(Beginning of RECORDS SUPPLIED)
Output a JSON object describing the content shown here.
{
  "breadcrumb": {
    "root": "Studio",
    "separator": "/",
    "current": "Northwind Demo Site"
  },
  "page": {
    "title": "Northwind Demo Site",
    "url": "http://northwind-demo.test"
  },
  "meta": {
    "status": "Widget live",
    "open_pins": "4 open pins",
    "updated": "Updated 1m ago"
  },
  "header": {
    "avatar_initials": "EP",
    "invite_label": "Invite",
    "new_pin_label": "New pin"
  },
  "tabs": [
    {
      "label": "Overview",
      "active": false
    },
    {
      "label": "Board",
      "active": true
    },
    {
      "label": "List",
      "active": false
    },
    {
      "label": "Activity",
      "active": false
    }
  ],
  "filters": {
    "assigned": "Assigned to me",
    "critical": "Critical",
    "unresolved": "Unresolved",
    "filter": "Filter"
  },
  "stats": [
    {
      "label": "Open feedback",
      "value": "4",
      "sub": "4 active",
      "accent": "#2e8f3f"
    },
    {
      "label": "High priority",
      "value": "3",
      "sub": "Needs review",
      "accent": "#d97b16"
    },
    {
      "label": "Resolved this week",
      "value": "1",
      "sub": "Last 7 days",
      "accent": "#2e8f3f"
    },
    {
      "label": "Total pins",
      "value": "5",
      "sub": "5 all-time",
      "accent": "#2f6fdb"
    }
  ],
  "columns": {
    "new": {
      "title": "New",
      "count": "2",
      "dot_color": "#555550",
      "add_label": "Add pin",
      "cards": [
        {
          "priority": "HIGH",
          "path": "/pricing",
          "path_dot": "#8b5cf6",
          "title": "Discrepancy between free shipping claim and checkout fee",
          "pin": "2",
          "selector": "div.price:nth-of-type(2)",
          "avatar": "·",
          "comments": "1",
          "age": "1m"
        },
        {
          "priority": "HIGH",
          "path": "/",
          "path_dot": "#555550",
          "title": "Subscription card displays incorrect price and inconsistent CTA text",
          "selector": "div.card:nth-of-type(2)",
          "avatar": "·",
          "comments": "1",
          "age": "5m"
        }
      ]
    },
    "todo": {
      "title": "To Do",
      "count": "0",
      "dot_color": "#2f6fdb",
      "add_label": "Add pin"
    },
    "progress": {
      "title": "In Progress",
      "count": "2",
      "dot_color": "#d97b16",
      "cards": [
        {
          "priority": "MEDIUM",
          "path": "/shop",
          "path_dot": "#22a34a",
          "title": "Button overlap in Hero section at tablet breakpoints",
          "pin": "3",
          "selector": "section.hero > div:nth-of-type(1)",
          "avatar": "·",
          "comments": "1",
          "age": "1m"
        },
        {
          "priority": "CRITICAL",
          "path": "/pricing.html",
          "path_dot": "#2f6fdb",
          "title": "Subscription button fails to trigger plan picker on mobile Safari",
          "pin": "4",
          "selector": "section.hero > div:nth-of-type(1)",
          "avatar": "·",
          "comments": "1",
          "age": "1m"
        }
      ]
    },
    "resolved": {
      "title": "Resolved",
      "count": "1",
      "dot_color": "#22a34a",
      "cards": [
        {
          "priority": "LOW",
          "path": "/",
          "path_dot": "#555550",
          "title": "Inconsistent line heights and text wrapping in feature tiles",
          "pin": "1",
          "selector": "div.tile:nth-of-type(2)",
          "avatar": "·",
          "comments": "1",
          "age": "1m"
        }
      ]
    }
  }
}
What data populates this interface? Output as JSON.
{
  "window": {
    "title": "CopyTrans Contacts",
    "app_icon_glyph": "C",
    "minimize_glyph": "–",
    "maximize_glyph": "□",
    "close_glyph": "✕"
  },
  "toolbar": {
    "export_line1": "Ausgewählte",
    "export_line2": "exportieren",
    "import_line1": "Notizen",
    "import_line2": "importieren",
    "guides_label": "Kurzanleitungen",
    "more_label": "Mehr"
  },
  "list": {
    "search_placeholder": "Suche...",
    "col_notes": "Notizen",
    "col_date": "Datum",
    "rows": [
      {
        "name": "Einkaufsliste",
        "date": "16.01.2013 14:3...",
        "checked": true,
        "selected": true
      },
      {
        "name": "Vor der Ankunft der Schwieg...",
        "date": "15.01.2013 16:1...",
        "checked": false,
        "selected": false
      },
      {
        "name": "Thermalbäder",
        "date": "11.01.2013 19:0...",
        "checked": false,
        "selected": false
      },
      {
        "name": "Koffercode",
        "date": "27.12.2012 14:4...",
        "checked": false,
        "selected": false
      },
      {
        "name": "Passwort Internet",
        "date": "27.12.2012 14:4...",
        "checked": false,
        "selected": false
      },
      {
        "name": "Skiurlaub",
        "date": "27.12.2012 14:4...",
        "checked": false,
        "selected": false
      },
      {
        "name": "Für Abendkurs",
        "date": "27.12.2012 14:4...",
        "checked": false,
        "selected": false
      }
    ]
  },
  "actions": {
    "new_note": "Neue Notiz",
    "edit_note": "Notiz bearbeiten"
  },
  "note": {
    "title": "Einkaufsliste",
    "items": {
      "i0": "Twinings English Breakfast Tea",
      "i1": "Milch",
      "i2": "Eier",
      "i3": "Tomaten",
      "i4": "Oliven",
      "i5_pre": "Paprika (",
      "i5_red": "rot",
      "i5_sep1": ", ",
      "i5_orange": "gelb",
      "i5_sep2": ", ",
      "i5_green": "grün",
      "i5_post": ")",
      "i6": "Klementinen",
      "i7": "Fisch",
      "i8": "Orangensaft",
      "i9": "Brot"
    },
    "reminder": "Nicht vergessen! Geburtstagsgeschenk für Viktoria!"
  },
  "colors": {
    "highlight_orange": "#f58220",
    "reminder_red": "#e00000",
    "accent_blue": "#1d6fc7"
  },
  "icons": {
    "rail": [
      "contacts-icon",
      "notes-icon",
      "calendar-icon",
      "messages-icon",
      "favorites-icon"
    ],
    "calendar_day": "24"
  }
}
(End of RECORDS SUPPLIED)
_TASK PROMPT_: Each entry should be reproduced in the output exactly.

_ANSWER SPACE_:
Output a JSON object describing the content shown here.
{
  "breadcrumb": {
    "root": "Studio",
    "separator": "/",
    "current": "Northwind Demo Site"
  },
  "page": {
    "title": "Northwind Demo Site",
    "url": "http://northwind-demo.test"
  },
  "meta": {
    "status": "Widget live",
    "open_pins": "4 open pins",
    "updated": "Updated 1m ago"
  },
  "header": {
    "avatar_initials": "EP",
    "invite_label": "Invite",
    "new_pin_label": "New pin"
  },
  "tabs": [
    {
      "label": "Overview",
      "active": false
    },
    {
      "label": "Board",
      "active": true
    },
    {
      "label": "List",
      "active": false
    },
    {
      "label": "Activity",
      "active": false
    }
  ],
  "filters": {
    "assigned": "Assigned to me",
    "critical": "Critical",
    "unresolved": "Unresolved",
    "filter": "Filter"
  },
  "stats": [
    {
      "label": "Open feedback",
      "value": "4",
      "sub": "4 active",
      "accent": "#2e8f3f"
    },
    {
      "label": "High priority",
      "value": "3",
      "sub": "Needs review",
      "accent": "#d97b16"
    },
    {
      "label": "Resolved this week",
      "value": "1",
      "sub": "Last 7 days",
      "accent": "#2e8f3f"
    },
    {
      "label": "Total pins",
      "value": "5",
      "sub": "5 all-time",
      "accent": "#2f6fdb"
    }
  ],
  "columns": {
    "new": {
      "title": "New",
      "count": "2",
      "dot_color": "#555550",
      "add_label": "Add pin",
      "cards": [
        {
          "priority": "HIGH",
          "path": "/pricing",
          "path_dot": "#8b5cf6",
          "title": "Discrepancy between free shipping claim and checkout fee",
          "pin": "2",
          "selector": "div.price:nth-of-type(2)",
          "avatar": "·",
          "comments": "1",
          "age": "1m"
        },
        {
          "priority": "HIGH",
          "path": "/",
          "path_dot": "#555550",
          "title": "Subscription card displays incorrect price and inconsistent CTA text",
          "selector": "div.card:nth-of-type(2)",
          "avatar": "·",
          "comments": "1",
          "age": "5m"
        }
      ]
    },
    "todo": {
      "title": "To Do",
      "count": "0",
      "dot_color": "#2f6fdb",
      "add_label": "Add pin"
    },
    "progress": {
      "title": "In Progress",
      "count": "2",
      "dot_color": "#d97b16",
      "cards": [
        {
          "priority": "MEDIUM",
          "path": "/shop",
          "path_dot": "#22a34a",
          "title": "Button overlap in Hero section at tablet breakpoints",
          "pin": "3",
          "selector": "section.hero > div:nth-of-type(1)",
          "avatar": "·",
          "comments": "1",
          "age": "1m"
        },
        {
          "priority": "CRITICAL",
          "path": "/pricing.html",
          "path_dot": "#2f6fdb",
          "title": "Subscription button fails to trigger plan picker on mobile Safari",
          "pin": "4",
          "selector": "section.hero > div:nth-of-type(1)",
          "avatar": "·",
          "comments": "1",
          "age": "1m"
        }
      ]
    },
    "resolved": {
      "title": "Resolved",
      "count": "1",
      "dot_color": "#22a34a",
      "cards": [
        {
          "priority": "LOW",
          "path": "/",
          "path_dot": "#555550",
          "title": "Inconsistent line heights and text wrapping in feature tiles",
          "pin": "1",
          "selector": "div.tile:nth-of-type(2)",
          "avatar": "·",
          "comments": "1",
          "age": "1m"
        }
      ]
    }
  }
}
What data populates this interface? Output as JSON.
{
  "window": {
    "title": "CopyTrans Contacts",
    "app_icon_glyph": "C",
    "minimize_glyph": "–",
    "maximize_glyph": "□",
    "close_glyph": "✕"
  },
  "toolbar": {
    "export_line1": "Ausgewählte",
    "export_line2": "exportieren",
    "import_line1": "Notizen",
    "import_line2": "importieren",
    "guides_label": "Kurzanleitungen",
    "more_label": "Mehr"
  },
  "list": {
    "search_placeholder": "Suche...",
    "col_notes": "Notizen",
    "col_date": "Datum",
    "rows": [
      {
        "name": "Einkaufsliste",
        "date": "16.01.2013 14:3...",
        "checked": true,
        "selected": true
      },
      {
        "name": "Vor der Ankunft der Schwieg...",
        "date": "15.01.2013 16:1...",
        "checked": false,
        "selected": false
      },
      {
        "name": "Thermalbäder",
        "date": "11.01.2013 19:0...",
        "checked": false,
        "selected": false
      },
      {
        "name": "Koffercode",
        "date": "27.12.2012 14:4...",
        "checked": false,
        "selected": false
      },
      {
        "name": "Passwort Internet",
        "date": "27.12.2012 14:4...",
        "checked": false,
        "selected": false
      },
      {
        "name": "Skiurlaub",
        "date": "27.12.2012 14:4...",
        "checked": false,
        "selected": false
      },
      {
        "name": "Für Abendkurs",
        "date": "27.12.2012 14:4...",
        "checked": false,
        "selected": false
      }
    ]
  },
  "actions": {
    "new_note": "Neue Notiz",
    "edit_note": "Notiz bearbeiten"
  },
  "note": {
    "title": "Einkaufsliste",
    "items": {
      "i0": "Twinings English Breakfast Tea",
      "i1": "Milch",
      "i2": "Eier",
      "i3": "Tomaten",
      "i4": "Oliven",
      "i5_pre": "Paprika (",
      "i5_red": "rot",
      "i5_sep1": ", ",
      "i5_orange": "gelb",
      "i5_sep2": ", ",
      "i5_green": "grün",
      "i5_post": ")",
      "i6": "Klementinen",
      "i7": "Fisch",
      "i8": "Orangensaft",
      "i9": "Brot"
    },
    "reminder": "Nicht vergessen! Geburtstagsgeschenk für Viktoria!"
  },
  "colors": {
    "highlight_orange": "#f58220",
    "reminder_red": "#e00000",
    "accent_blue": "#1d6fc7"
  },
  "icons": {
    "rail": [
      "contacts-icon",
      "notes-icon",
      "calendar-icon",
      "messages-icon",
      "favorites-icon"
    ],
    "calendar_day": "24"
  }
}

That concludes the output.